Research indicates that the extent to which families are involved in their children’s education is related to school readiness and their later school success. By reviewing the Goals and Developmental Indicators, family members can better understand how children develop and give ideas for activities or strategies they can use at home. When equipped with a better understanding of how children grow and what it looks like, family members may be better informed to identify potential concerns about a child’s development.
Is this a curriculum?
No, the ELG is not a curriculum. It is a resource that can be helpful for choosing curricula and planning daily activities. This document describes the skills and knowledge goals for children as they develop. A curriculum is a resource to help children learn the skills and knowledge. This document will not inform which curriculum, activities, or materials to select, but rather will help guide what experiences are best suited to help children develop and learn. Once there is a good understanding of the Goals and Developmental Indicators that are important for the age/ developmental level being served use curriculum that will help provide appropriate play based experiences to help children develop the skills described in The Early Learning Guidelines.
What types of strategies are included in the guidelines?
Each domain includes strategies that are designed to provide ideas for how to support children’s progress on the Developmental Indicators included in the domain. Strategies are provided for each component, and most can be used with all children. A few of the strategies are written to provide specific ideas for working with children who have disabilities and who are Dual Language Learners. They are intended to be a starting point for helping children make progress on the Developmental Indicators.
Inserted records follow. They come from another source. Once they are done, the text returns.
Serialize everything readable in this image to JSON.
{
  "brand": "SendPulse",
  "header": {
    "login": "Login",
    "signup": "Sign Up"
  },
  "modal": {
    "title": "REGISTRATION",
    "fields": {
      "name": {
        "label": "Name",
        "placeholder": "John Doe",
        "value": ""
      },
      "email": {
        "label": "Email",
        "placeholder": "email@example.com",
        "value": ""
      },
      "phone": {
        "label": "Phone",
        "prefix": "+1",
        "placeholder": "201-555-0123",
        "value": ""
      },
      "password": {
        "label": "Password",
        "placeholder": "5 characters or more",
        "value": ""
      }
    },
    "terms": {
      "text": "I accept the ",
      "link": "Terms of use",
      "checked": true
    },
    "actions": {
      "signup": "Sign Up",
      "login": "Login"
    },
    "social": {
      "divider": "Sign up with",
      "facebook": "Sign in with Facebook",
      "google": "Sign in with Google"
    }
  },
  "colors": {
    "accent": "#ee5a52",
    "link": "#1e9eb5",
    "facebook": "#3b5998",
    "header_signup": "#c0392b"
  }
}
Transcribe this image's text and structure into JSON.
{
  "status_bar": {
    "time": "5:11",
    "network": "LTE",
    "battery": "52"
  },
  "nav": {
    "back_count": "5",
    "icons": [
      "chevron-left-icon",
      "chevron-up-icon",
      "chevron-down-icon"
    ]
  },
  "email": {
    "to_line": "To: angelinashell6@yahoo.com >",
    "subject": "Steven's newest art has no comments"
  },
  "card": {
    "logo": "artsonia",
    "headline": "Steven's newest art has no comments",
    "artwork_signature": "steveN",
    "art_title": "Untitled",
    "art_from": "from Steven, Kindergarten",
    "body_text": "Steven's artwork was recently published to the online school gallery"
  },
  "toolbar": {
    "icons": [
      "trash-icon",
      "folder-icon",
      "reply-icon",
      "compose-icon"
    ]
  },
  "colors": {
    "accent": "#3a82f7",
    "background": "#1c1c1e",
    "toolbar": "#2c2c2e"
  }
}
Adults are encouraged to seek ongoing professional development opportunities and resources to learn how to use the document and how to best support children’s learning and development.
Are the guidelines based on research?
Yes. The Goals, Developmental Indicators, and strategies included in the SD Early Learning Guidelines were developed based on current child development research. This research helped the team decide which Goals and Developmental Indicators are most appropriate for young children and informed the development of the strategies. The late Dr. Gera Jacobs, who was a Professor of Education at the University of South Dakota and served as a past President of the National Association for the Education of Young Children (NAEYC) served as the lead author for both this and South Dakota’s former 3–5-year-old Early Learning Guidelines document.
Is this an assessment?
No, the document the Early Learning Guidelines is not an assessment tool. This document describes the developmentally appropriate goals for children’s development and learning at each age level: infants, toddlers, and preschoolers. An assessment is a tool that helps adults gather information about a child to determine how she or he is making progress. The Goals and Developmental Indicators are guidelines that describe the areas of development and learning that families, and others working with the child, should promote. Assessing children’s progress should be done in ways that are developmentally appropriate, using observations, work samples, photographs, and other means of documenting children’s learning during play and daily activities. There are also several developmentally appropriate, systematic assessment tools that can be used to help assess children’s progress. The ELG can be used in conjunction with developmentally appropriate assessments to plan learning experiences for children that match their needs and help them make progress.